    Building Design and Operation

    Some basic considerations to address when specifying the equipment needed to control and condition the air should include the size and physical layout of the building, which determines equipment requirements such as the size and type of fans, boilers, coils and filters. A thorough understanding of the entire system, from the outdoor air intake to the furthest diffuser is essential to good system design. It is also important to understand the specific purpose of the space and activities taking place. This will

    greatly influence the building’s conditioning requirements. This further dictates appropriate equipment and the capacity needed to meet those requirements. Design parameters must account for cooling load, heating load, ventilation and filtration requirements. Other considerations that directly impact the HVAC system include the number of people in each space, interior elements like wall placements, furnishings and equipment that may create barriers to impede airflow and distribution. Internal loads such as lights, computers and other equipment that may produce heat, humidity or otherwise affect ambient air conditions must also be considered. The design of air distribution equipment in today’s buildings presents challenges for the mechanical engineer. Equipment selection must combine properly engineered products, which efficiently provide conditioned air to the occupied space while blending in with the architectural features of the interior. Considerable time and money can be spent developing and purchasing the appropriate mechanical components, system controls, ductwork and piping. If components are selected improperly, the HVAC system will operate inefficiently, not meet requirements and create cost overruns to correct the situation. Since one aspect of the system affects another, proper selection of every component, regardless of apparent significance, is imperative.

  • HVAC Assessment Handbook

    2 TSI Incorporated

    Efficiency vs. Effectiveness

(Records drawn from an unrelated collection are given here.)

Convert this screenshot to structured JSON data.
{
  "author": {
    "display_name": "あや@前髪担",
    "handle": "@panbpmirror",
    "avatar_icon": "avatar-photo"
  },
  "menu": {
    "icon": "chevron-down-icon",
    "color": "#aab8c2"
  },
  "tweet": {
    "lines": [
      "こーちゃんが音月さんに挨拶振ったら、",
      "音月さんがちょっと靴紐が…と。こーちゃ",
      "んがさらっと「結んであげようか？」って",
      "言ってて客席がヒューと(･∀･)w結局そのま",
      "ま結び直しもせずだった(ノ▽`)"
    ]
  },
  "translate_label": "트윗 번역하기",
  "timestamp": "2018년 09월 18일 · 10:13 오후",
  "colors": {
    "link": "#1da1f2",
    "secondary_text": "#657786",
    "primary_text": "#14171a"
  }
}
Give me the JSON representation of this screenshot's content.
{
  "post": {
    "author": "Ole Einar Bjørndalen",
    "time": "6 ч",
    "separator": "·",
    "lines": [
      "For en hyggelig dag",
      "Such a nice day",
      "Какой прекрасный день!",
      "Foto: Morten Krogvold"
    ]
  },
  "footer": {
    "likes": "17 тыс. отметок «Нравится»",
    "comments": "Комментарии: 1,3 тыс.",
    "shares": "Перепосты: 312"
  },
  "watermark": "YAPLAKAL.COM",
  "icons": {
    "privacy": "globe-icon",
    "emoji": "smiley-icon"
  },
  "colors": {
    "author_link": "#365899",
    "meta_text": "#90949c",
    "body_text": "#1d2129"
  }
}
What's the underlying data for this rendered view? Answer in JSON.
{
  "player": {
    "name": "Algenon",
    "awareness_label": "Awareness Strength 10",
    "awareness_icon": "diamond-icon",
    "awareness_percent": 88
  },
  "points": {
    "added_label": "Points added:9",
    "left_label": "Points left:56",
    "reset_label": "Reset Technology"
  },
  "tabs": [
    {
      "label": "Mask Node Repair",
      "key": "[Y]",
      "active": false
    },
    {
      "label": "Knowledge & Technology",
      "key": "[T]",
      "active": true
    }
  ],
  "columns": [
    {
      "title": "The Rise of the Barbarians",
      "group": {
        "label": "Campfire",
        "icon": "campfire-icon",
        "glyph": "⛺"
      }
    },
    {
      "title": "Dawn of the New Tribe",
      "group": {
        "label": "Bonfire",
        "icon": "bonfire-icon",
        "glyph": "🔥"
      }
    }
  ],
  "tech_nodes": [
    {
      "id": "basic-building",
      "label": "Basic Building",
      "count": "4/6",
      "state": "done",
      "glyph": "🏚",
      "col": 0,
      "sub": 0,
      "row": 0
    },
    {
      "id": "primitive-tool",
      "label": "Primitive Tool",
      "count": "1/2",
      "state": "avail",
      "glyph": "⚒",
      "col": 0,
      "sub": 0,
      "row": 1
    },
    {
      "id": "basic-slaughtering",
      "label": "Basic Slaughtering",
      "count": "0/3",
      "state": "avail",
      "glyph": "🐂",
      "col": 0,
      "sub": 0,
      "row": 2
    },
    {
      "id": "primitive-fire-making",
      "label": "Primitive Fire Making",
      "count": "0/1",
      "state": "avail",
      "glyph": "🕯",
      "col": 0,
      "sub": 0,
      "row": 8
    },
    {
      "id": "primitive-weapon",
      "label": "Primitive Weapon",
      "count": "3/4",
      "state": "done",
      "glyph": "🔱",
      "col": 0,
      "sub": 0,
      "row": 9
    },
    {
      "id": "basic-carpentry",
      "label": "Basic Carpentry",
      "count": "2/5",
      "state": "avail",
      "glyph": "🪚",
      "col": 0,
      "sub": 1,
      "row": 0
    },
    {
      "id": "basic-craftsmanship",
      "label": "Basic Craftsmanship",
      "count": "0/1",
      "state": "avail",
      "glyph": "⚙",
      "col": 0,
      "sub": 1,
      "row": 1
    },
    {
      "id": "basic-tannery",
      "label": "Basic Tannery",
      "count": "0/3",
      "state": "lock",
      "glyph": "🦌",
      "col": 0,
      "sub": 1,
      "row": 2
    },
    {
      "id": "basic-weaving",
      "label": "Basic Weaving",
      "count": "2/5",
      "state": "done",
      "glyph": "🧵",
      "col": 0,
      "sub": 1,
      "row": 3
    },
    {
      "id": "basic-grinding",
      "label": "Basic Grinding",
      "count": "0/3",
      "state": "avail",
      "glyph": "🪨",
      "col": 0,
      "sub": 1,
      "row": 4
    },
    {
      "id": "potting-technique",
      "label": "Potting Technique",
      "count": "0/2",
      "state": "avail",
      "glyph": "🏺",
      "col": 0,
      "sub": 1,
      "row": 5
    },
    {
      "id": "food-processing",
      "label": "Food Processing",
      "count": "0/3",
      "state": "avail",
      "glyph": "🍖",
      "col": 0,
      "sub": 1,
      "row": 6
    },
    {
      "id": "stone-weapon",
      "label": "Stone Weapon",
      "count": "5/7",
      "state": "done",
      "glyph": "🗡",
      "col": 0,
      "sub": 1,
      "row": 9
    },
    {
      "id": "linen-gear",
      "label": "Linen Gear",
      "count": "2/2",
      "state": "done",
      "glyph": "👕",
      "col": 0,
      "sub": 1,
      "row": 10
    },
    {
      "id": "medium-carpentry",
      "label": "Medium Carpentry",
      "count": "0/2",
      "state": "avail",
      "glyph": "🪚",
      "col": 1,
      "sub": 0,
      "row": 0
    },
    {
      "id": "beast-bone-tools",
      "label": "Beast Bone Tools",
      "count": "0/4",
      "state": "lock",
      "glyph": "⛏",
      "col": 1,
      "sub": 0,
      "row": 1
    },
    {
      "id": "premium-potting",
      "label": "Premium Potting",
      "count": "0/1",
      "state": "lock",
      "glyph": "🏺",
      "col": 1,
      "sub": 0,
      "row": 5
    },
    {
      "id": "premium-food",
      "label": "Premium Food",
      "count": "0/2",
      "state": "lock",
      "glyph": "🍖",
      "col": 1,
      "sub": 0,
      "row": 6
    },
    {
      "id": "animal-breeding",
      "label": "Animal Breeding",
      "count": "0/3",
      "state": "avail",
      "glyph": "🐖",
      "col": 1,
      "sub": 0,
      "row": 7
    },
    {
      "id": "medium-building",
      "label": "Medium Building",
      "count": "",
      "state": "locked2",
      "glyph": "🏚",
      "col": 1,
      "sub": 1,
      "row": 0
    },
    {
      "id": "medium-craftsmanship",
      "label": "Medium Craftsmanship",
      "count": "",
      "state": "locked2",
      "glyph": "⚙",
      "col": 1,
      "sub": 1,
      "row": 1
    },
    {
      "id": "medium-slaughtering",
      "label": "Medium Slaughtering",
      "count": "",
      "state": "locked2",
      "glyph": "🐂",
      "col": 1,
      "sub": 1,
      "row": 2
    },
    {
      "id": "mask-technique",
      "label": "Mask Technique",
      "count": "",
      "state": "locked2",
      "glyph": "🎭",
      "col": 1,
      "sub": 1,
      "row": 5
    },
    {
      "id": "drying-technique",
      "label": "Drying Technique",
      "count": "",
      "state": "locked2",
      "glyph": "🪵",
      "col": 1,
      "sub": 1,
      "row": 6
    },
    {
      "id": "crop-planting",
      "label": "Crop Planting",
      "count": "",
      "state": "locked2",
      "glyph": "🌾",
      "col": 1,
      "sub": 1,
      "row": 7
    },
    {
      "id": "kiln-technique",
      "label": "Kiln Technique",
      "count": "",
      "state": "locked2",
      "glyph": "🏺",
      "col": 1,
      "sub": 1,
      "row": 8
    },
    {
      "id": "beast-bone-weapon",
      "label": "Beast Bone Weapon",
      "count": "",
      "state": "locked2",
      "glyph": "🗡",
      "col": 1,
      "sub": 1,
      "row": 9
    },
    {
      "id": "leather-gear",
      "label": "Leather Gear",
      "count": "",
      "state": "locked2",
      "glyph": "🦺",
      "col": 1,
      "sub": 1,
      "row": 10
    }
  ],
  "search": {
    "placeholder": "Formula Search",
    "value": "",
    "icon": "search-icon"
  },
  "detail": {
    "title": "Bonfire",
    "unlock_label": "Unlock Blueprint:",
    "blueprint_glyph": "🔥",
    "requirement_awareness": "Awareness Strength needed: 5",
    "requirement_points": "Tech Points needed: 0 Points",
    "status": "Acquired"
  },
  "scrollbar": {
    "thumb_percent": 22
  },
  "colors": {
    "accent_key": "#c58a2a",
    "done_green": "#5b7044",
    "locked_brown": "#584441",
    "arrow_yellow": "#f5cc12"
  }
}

    With any mechanical ventilation system, there is a trade-off between optimizing occupant comfort and controlling operating costs. Common measurements for assessing effectiveness or the level of comfort among occupants include a variety of parameters such as temperature, humidity, air velocity, ventilation, vibration and noise. Individual perception plays a significant role since comfort is both physical and psychological and can vary greatly by individual. What is comfortable for one person may be too warm for the next and too cool for a third. When maximizing the operating efficiency of a system, a number of factors must be considered including fuel source and cost, electrical consumption, air filtration, equipment life, maintenance costs and more. These expenditures are often very visible. Controlling them has a direct impact on the day-to-day cost of building operation and can impact a company’s profitability. Reducing HVAC operating expenditures to a point where occupants are dissatisfied has other costs associated with